_DIRECTIONS FOR THIS TASK_
Copy out each line of the data that contains "Dashboard".

*** Block opens ***

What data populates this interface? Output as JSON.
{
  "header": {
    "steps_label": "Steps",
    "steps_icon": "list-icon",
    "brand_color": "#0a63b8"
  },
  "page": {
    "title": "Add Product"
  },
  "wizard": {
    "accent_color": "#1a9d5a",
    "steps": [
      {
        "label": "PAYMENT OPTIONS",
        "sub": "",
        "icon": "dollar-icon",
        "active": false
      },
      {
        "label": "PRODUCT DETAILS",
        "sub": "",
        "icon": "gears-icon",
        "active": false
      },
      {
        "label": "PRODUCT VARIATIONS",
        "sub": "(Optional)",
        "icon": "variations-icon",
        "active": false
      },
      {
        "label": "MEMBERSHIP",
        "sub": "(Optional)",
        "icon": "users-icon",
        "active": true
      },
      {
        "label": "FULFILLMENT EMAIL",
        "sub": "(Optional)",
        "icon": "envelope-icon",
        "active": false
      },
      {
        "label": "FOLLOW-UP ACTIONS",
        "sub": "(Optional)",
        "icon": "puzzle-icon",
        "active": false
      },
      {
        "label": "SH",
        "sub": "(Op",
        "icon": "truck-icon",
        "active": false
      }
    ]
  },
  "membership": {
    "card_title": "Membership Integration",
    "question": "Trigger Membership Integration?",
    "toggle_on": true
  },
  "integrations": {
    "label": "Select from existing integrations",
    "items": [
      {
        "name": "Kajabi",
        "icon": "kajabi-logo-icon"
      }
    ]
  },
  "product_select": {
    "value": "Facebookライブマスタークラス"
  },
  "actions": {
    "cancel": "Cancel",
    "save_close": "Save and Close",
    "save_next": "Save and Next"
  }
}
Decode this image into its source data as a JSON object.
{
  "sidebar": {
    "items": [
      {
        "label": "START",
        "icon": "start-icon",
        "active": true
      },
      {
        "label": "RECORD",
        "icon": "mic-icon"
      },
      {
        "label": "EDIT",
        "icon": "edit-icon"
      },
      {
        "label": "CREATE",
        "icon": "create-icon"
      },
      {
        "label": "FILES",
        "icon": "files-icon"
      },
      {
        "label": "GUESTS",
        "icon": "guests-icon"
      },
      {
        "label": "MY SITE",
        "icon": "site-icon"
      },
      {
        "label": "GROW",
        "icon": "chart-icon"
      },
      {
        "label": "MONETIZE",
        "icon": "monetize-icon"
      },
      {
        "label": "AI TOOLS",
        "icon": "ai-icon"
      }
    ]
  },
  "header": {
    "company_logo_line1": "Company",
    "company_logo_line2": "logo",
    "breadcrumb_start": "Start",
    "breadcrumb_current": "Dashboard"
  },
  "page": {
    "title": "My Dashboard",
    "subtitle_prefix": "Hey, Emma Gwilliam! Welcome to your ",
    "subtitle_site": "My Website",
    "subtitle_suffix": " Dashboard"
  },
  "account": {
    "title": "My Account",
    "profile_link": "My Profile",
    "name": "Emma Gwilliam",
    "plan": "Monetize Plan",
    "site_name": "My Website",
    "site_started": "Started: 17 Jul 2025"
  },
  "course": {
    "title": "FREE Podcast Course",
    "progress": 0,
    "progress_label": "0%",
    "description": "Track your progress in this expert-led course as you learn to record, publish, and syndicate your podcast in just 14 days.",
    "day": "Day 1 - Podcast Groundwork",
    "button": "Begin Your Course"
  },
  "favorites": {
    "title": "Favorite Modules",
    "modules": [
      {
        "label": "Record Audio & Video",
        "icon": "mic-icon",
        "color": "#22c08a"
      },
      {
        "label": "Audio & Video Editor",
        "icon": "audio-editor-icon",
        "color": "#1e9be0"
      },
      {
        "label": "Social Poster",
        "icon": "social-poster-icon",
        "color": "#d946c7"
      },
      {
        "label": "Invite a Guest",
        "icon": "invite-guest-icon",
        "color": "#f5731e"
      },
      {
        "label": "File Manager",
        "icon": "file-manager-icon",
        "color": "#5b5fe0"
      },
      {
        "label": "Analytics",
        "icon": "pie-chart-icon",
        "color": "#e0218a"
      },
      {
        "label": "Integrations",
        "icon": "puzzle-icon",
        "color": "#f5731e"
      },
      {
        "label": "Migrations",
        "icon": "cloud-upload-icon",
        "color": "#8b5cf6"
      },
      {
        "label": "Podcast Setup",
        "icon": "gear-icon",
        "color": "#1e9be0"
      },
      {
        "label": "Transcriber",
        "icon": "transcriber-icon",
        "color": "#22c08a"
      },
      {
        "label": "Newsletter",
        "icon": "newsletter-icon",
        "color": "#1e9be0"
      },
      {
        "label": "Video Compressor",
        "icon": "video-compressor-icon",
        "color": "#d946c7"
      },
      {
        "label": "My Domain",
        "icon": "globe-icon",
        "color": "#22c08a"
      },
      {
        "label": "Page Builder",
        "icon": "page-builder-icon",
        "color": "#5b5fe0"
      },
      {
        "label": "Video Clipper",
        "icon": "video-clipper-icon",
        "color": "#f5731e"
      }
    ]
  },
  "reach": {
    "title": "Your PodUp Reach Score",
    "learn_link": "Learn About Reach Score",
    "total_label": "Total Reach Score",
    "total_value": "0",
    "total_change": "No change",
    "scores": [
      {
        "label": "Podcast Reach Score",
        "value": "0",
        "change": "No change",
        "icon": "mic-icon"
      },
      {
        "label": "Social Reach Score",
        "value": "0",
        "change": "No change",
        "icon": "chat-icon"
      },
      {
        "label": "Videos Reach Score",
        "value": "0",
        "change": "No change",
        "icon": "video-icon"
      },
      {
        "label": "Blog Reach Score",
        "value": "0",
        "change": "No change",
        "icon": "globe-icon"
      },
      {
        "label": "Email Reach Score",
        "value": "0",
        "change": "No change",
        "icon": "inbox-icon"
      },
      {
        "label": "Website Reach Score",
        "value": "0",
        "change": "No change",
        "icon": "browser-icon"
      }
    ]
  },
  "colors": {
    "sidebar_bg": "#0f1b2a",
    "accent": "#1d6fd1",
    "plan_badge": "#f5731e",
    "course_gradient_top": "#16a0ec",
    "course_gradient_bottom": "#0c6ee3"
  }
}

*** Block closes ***

_WRITTEN REPLY_
    "breadcrumb_current": "Dashboard"
    "title": "My Dashboard",
    "subtitle_suffix": " Dashboard"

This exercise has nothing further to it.